Recently I painted over the wood paneling in the downstairs apartment of my new house. Sadly, no prospective tenants cared for "Brady Bunch chic" in my ad on Craigslist. I couldn't afford to rip it out and start over with drywall, so I had to figure out how to paint it.
While wall prep is always the most important part of a paint job, that's doubly true for wood paneling. That's because the surface has not only been treated with some kind of varnish or oil to seal the wood, but it probably hasn't been washed down since whenever it was originally installed. Who is going to up and wash the wood walls at spring cleaning?
Here are the results of my "lessons learned." Hope this saves you some time.
Take a hammer and a handful of brads around the room. Make sure the existing brads are flush with the surface of the wall, and tack down any bowed, buckled or loose panels. The picture shows a lose panel. The misaligned edge of the board is very noticeable.
Check out the seams in the wood paneling. You may want to fill them with a paintable adhesive caulk, especially at corners.
Remove any random screws or nails you discover and use wood putty to fill the holes. Don't skip over this step: holes that are practically unnoticeable on wood paneling become quite visible when paint evens out the surface reflectivity. Sand down the excess wood putty after it dries.

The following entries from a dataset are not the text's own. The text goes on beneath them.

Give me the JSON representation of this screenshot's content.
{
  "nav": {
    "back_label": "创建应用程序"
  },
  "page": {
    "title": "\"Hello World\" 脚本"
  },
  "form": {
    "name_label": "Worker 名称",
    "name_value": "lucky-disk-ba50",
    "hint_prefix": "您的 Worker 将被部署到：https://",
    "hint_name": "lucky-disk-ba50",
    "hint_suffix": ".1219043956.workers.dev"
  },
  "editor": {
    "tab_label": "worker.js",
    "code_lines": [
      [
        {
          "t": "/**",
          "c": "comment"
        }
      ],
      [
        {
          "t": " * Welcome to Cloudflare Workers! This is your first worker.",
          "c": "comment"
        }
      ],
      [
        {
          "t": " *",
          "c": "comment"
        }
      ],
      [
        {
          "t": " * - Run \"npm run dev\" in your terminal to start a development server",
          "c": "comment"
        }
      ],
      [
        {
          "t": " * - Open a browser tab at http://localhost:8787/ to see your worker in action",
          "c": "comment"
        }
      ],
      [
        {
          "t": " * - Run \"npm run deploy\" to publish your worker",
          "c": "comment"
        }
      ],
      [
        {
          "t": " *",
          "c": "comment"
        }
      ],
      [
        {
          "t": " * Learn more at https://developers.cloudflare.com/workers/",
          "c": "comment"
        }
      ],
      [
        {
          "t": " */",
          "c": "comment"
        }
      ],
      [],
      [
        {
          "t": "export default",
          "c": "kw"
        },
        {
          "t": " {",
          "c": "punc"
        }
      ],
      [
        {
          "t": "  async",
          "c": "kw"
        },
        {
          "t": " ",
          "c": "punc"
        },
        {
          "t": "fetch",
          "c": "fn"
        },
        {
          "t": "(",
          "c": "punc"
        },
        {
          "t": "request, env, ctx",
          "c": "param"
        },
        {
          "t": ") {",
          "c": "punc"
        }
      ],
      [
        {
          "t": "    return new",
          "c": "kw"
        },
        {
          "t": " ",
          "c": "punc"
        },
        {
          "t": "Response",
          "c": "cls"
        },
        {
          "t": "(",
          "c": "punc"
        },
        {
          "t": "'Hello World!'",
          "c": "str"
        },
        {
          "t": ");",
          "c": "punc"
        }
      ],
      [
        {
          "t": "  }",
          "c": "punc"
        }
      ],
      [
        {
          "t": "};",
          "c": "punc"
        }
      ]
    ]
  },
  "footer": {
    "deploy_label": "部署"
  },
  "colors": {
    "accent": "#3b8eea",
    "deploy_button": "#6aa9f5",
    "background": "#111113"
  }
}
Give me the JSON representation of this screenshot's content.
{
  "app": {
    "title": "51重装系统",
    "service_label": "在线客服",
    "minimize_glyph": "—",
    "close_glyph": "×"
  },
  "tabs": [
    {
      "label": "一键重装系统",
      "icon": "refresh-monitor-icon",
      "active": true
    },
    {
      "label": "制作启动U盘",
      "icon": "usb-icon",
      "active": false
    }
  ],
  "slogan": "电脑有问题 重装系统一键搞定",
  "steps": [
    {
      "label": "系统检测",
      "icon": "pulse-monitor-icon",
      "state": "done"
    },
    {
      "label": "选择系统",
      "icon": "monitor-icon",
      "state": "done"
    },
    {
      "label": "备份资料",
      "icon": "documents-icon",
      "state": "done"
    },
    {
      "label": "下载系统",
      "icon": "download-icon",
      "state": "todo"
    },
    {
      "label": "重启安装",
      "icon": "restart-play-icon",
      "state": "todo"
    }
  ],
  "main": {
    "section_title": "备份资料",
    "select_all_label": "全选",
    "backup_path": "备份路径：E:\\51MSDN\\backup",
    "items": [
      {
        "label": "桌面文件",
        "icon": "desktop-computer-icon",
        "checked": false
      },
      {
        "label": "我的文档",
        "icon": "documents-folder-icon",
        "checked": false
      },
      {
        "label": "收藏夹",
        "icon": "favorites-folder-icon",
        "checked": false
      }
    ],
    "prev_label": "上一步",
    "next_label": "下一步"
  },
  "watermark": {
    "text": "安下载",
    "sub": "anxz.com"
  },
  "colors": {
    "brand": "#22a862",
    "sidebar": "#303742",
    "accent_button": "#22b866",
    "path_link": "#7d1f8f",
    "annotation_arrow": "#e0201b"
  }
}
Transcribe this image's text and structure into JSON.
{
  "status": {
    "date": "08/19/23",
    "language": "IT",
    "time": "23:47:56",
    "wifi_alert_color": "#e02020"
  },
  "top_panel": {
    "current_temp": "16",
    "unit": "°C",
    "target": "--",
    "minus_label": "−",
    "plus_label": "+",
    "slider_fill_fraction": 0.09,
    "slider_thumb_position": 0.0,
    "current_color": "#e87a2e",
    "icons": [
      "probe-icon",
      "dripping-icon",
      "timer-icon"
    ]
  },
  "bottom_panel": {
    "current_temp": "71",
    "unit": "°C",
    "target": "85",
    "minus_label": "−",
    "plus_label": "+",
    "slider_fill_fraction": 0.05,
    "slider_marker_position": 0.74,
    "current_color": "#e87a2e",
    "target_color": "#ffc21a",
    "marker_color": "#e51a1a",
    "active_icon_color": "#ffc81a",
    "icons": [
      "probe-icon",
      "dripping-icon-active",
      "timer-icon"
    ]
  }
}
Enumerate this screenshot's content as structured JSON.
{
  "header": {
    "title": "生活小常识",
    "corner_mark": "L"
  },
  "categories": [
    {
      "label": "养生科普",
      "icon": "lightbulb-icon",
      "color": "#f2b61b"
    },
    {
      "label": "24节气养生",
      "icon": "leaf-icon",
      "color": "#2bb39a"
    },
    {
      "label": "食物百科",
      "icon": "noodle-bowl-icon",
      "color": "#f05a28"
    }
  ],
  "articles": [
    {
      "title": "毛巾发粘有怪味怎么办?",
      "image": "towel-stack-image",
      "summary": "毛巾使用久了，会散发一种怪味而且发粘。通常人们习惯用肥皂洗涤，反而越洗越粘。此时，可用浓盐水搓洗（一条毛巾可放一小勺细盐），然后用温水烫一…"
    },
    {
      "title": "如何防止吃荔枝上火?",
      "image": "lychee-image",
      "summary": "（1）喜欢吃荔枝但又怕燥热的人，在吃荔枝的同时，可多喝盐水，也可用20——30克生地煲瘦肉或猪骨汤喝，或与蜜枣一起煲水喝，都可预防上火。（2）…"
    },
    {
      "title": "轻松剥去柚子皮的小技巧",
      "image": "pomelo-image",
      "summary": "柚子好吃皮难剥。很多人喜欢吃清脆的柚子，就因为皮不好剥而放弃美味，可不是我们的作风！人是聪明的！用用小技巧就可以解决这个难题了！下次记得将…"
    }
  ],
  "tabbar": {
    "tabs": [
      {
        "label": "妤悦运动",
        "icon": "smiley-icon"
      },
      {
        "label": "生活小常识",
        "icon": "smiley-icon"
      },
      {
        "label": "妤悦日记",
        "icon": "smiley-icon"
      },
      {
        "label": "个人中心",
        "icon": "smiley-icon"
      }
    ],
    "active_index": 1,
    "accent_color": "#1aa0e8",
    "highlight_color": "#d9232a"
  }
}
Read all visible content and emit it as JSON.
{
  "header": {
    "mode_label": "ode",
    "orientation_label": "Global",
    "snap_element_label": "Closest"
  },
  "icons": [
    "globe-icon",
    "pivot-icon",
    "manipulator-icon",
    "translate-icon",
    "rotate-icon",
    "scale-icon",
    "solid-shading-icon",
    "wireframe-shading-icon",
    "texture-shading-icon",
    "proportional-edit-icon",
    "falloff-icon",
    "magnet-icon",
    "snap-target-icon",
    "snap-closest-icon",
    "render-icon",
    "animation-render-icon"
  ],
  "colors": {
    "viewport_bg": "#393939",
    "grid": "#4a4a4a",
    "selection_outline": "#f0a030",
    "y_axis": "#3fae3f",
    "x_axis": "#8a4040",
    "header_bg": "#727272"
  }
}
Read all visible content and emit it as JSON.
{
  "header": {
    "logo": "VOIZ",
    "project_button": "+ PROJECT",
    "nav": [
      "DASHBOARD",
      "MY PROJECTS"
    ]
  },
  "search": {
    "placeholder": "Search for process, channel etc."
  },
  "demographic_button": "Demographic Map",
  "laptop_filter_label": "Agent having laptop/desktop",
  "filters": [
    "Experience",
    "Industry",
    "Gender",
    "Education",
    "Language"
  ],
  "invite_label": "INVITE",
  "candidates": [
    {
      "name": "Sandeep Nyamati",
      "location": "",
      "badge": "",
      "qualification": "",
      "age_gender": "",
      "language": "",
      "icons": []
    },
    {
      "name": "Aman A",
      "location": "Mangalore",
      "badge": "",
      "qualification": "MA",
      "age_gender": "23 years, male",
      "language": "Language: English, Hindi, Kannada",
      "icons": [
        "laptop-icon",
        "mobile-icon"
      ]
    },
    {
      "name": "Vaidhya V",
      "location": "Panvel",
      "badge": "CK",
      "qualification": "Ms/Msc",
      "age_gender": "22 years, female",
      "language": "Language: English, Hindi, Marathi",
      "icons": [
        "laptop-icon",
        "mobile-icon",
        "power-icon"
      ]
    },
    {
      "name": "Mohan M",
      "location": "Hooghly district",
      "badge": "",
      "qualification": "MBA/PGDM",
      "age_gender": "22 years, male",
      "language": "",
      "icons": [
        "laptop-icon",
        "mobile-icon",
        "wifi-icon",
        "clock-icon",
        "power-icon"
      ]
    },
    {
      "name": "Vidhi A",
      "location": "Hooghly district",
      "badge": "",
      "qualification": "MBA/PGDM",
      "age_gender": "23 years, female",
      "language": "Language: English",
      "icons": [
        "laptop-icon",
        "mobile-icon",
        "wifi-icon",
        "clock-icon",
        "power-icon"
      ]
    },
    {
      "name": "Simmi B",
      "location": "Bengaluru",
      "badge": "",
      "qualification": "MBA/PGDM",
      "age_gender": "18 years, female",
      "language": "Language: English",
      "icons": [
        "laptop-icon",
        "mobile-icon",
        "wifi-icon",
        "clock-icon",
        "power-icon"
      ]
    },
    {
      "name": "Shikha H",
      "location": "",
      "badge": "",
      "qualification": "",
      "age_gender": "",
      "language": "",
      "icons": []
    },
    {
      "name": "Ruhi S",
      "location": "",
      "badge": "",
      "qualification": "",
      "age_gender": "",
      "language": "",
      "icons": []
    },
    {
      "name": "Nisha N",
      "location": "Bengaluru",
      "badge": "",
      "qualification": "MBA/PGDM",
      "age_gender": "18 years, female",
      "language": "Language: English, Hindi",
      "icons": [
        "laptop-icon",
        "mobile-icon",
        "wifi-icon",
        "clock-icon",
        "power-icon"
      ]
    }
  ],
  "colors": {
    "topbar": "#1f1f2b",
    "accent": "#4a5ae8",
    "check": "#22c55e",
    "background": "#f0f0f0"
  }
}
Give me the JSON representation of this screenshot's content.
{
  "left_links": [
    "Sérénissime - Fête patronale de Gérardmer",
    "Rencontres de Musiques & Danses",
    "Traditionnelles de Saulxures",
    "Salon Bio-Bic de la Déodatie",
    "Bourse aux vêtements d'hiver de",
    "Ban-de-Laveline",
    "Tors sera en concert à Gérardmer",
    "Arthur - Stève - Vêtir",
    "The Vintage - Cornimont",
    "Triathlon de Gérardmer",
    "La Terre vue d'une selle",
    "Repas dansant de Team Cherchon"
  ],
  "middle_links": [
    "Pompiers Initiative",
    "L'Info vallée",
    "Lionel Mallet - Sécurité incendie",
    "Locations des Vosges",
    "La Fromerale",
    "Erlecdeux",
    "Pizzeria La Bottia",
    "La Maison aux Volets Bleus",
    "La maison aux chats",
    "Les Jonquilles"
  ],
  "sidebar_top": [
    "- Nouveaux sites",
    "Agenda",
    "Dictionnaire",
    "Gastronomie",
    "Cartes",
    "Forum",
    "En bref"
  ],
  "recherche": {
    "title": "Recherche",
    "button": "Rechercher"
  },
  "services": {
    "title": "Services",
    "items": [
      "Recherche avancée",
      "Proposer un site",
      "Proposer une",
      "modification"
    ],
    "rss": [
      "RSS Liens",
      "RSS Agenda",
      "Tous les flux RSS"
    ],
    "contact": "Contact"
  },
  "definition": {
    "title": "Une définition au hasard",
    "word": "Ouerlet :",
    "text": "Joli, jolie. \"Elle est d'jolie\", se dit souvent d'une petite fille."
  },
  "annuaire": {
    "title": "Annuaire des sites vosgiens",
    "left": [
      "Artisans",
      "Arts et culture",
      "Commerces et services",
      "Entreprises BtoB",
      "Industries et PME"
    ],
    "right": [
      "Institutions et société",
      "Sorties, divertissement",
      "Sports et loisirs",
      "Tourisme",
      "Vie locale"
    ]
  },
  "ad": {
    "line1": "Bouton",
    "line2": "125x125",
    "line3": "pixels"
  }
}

Wash the walls down with Tri-Sodium Phosphate, or TSP. The powder is a better value and you can mix it in a bucket of hot water. Make sure you wear rubber gloves. Go over every inch to make sure you get the spider webs, the sanding dust, and accumulated grime from the surface. I recommend washing in line with the wood grain. Don't be shy about dumping the bucket when the water turns dark - the goal is to take the dirt off the walls, not spread it around.
Invest in a Sander/Deglosser solution. It's more expensive than TSP but significantly less costly than primer, and it's easier on the elbow grease than taking sandpaper to every inch of the walls. Rub the deglosser liberally into the walls with a clean rag, folding often (as you will probably get some yellowish surface grime on the rag). Again, make sure you wear gloves. Seriously - don't skip this step unless you want to spend money and time on a second coat of primer. The picture below shows how my panels looked like before I started.
Tape off the ceilings, floors, windows and anything that's not getting painted. You know the routine. The better your edges, the less time you will spend scraping paint with a razor blade.
Prime. A friend of mine insisted that only an oil-based primer should go over wood paneling, but I took a chance on latex - which is less expensive and significantly less toxic - and it was great. There are different schools of thought on whether you should dive in to rollering the walls or start by cutting in with the brush, and I'll leave that up to you. However, I strongly recommend that you take a foam brush and prime all the grooves before you start with the roller. The roller is never going to get "in" there, and then those bare grooves are going to taunt you and lure you into going over the same patch five times, which is an inefficient use of time and primer. As you paint stripes over the grooves, be sure you feather the edges so you don't wind up with drips and variation in the thickness of the primer coat.
Finally, roll primer evenly over the walls. If you did a good job with the deglosser, one coat should suffice. It doesn't have to look like a pristinely white surface. You're aiming for something that looks like a sheet or two of white tissue paper over your wood paneling. If you have bald patches where the primer just isn't sticking as evenly, you need a second coat.
Once you've got an even primer coat (don't worry about stripes where you primed the grooves), your wood paneling is like any other wall to paint.
The paint has extended the life of my paneling by a few years. A solid, defect free surface is much more pleasing to the eye than old, faded, fake wood texture.